• **ABOUT THIS TASK**
Please copy each line of the data that includes the string "Stage".

--- DATA FOR REVIEW Enclosed Below ---

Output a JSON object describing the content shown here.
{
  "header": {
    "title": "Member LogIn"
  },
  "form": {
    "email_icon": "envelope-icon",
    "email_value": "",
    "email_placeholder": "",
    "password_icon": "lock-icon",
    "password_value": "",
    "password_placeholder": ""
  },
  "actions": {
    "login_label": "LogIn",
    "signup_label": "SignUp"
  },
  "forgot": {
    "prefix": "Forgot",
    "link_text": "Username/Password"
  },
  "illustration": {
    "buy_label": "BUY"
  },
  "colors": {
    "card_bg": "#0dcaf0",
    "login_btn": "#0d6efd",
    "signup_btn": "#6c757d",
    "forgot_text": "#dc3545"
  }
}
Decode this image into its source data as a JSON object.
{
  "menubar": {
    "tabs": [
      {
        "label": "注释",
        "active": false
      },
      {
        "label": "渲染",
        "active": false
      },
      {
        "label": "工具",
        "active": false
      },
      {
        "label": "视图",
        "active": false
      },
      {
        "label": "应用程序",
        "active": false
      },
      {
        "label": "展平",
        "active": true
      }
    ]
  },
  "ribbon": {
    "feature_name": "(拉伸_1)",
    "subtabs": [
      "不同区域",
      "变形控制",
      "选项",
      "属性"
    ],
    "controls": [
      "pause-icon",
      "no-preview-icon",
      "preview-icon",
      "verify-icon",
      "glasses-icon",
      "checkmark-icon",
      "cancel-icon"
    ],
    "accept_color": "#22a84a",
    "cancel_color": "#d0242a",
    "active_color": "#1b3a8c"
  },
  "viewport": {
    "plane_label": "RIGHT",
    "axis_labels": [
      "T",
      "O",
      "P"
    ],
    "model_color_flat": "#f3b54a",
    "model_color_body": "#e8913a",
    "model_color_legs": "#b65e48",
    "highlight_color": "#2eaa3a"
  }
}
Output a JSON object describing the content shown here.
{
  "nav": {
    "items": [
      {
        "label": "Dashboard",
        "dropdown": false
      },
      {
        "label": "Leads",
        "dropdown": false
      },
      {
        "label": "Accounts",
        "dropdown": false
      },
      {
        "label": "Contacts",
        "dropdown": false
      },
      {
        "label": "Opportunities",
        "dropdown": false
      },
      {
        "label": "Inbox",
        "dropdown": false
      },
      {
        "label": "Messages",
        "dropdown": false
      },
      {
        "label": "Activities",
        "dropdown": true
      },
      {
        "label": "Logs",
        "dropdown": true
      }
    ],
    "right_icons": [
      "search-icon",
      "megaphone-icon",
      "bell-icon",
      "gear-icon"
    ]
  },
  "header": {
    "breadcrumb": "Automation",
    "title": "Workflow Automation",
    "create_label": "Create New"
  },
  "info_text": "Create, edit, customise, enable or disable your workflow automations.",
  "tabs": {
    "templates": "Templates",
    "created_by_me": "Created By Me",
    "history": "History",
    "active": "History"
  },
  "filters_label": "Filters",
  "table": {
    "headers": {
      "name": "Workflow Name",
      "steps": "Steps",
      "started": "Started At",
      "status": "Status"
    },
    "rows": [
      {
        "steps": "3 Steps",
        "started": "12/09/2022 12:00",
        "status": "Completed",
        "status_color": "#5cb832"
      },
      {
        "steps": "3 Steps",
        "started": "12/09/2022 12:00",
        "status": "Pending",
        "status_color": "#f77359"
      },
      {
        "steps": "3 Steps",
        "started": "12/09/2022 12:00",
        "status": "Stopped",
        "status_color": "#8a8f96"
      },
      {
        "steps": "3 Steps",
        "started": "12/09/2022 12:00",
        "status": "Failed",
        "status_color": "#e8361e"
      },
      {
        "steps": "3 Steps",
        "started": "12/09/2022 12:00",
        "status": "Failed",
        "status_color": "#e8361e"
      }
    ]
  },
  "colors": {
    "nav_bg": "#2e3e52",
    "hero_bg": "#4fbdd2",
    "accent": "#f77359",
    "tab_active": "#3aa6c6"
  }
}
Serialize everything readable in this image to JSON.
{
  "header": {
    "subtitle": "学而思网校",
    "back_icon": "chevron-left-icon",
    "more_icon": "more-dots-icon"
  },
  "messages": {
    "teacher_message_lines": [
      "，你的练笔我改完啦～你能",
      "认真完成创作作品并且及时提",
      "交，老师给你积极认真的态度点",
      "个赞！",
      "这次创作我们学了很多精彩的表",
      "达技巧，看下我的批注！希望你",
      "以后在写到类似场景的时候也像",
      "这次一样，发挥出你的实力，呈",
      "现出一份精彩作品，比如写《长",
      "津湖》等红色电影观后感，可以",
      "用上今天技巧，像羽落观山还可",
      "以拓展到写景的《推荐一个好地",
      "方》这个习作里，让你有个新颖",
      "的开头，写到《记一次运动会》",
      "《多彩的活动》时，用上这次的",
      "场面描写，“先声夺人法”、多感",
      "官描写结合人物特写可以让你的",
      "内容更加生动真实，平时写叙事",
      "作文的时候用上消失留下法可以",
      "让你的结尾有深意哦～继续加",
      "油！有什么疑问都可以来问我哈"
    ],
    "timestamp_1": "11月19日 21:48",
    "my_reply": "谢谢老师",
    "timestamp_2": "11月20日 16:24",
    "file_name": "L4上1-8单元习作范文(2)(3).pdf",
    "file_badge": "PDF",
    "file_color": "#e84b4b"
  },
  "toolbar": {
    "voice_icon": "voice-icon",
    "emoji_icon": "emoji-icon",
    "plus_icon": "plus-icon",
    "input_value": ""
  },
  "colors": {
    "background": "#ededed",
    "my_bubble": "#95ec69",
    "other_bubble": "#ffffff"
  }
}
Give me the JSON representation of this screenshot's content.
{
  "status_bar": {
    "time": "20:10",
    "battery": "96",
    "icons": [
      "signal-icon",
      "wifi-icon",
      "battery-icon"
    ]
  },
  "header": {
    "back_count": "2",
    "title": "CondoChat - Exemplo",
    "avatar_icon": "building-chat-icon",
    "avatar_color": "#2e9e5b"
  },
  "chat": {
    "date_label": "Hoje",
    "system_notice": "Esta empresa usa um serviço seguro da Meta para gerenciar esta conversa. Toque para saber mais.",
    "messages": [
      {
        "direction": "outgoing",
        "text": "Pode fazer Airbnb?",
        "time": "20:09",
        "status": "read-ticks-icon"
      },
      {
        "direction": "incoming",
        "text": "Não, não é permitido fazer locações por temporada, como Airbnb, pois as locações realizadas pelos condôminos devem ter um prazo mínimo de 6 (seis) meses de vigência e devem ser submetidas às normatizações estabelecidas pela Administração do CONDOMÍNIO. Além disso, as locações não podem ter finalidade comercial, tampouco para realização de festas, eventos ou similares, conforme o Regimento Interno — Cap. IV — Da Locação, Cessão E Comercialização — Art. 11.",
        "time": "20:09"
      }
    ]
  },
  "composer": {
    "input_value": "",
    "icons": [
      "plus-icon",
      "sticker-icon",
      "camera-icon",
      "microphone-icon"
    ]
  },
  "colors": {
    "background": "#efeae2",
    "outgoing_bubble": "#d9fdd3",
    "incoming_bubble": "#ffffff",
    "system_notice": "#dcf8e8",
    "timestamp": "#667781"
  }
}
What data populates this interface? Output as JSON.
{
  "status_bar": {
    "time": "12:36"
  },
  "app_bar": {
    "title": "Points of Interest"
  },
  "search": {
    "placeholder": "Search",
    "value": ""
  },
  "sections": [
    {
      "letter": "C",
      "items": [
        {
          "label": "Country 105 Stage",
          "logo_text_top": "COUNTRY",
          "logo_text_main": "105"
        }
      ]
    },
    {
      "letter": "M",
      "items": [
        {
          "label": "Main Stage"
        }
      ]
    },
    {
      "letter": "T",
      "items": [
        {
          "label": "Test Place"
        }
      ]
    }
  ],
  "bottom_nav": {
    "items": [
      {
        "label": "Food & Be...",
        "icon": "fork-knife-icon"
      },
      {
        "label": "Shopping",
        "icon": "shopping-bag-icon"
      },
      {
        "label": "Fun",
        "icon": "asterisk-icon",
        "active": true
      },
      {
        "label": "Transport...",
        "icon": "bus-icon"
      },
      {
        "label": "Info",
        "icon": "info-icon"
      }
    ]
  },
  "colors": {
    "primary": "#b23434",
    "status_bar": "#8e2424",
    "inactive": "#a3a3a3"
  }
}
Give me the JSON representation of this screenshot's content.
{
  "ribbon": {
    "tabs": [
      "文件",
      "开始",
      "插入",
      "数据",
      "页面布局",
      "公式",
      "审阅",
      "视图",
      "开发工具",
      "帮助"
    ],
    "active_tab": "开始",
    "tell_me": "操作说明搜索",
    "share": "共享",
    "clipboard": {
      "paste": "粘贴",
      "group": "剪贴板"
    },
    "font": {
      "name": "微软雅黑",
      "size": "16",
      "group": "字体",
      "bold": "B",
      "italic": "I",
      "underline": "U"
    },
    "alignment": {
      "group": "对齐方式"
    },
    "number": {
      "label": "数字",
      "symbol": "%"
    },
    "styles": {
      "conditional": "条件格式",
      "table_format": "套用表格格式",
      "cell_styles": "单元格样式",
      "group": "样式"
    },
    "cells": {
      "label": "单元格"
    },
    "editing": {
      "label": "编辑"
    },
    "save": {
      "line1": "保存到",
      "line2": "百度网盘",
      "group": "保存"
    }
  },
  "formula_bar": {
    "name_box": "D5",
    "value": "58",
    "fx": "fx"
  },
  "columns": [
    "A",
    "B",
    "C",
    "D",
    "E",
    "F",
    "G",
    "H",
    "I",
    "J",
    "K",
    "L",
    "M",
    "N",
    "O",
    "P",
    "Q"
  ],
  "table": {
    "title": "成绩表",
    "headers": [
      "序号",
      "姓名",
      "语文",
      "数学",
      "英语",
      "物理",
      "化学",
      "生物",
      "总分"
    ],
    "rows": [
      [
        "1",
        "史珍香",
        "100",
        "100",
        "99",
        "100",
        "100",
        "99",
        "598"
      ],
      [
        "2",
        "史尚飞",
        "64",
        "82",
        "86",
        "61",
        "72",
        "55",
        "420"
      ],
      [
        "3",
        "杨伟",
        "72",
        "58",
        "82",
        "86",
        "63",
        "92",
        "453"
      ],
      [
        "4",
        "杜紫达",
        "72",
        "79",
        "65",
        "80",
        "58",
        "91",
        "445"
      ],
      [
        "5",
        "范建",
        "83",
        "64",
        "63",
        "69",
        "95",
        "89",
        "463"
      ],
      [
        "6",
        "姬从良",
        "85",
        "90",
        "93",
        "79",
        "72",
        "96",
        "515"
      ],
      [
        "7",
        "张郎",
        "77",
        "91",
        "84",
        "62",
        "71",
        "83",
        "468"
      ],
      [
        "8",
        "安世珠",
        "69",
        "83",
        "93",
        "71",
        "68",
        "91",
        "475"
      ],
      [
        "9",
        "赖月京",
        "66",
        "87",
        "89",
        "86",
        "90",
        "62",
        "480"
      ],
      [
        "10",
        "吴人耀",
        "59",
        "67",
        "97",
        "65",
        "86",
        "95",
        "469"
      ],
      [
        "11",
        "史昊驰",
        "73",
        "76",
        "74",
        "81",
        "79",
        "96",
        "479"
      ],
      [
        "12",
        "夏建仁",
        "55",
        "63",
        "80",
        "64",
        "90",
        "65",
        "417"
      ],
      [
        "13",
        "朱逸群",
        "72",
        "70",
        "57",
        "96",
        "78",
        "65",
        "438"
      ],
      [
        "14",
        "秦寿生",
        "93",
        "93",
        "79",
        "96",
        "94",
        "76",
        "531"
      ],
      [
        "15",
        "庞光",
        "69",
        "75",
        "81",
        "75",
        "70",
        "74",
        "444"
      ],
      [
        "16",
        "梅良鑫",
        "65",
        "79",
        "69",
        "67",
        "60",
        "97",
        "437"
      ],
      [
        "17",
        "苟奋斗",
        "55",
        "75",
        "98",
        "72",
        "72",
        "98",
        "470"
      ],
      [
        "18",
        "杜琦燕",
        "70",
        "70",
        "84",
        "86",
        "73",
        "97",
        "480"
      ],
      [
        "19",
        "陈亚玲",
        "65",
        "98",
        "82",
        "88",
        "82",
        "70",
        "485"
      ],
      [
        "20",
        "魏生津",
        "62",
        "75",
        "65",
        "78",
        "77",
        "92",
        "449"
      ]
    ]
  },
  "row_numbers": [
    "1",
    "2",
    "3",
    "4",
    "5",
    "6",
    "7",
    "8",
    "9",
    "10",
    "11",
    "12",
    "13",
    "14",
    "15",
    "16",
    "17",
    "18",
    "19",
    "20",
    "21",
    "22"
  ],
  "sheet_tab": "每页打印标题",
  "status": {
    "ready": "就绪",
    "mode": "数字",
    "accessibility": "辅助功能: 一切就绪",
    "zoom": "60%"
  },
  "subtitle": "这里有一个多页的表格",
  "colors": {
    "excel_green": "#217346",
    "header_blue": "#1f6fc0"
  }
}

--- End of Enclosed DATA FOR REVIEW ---

• **ANSWER TO THE PROBLEM**
          "label": "Country 105 Stage",
          "label": "Main Stage"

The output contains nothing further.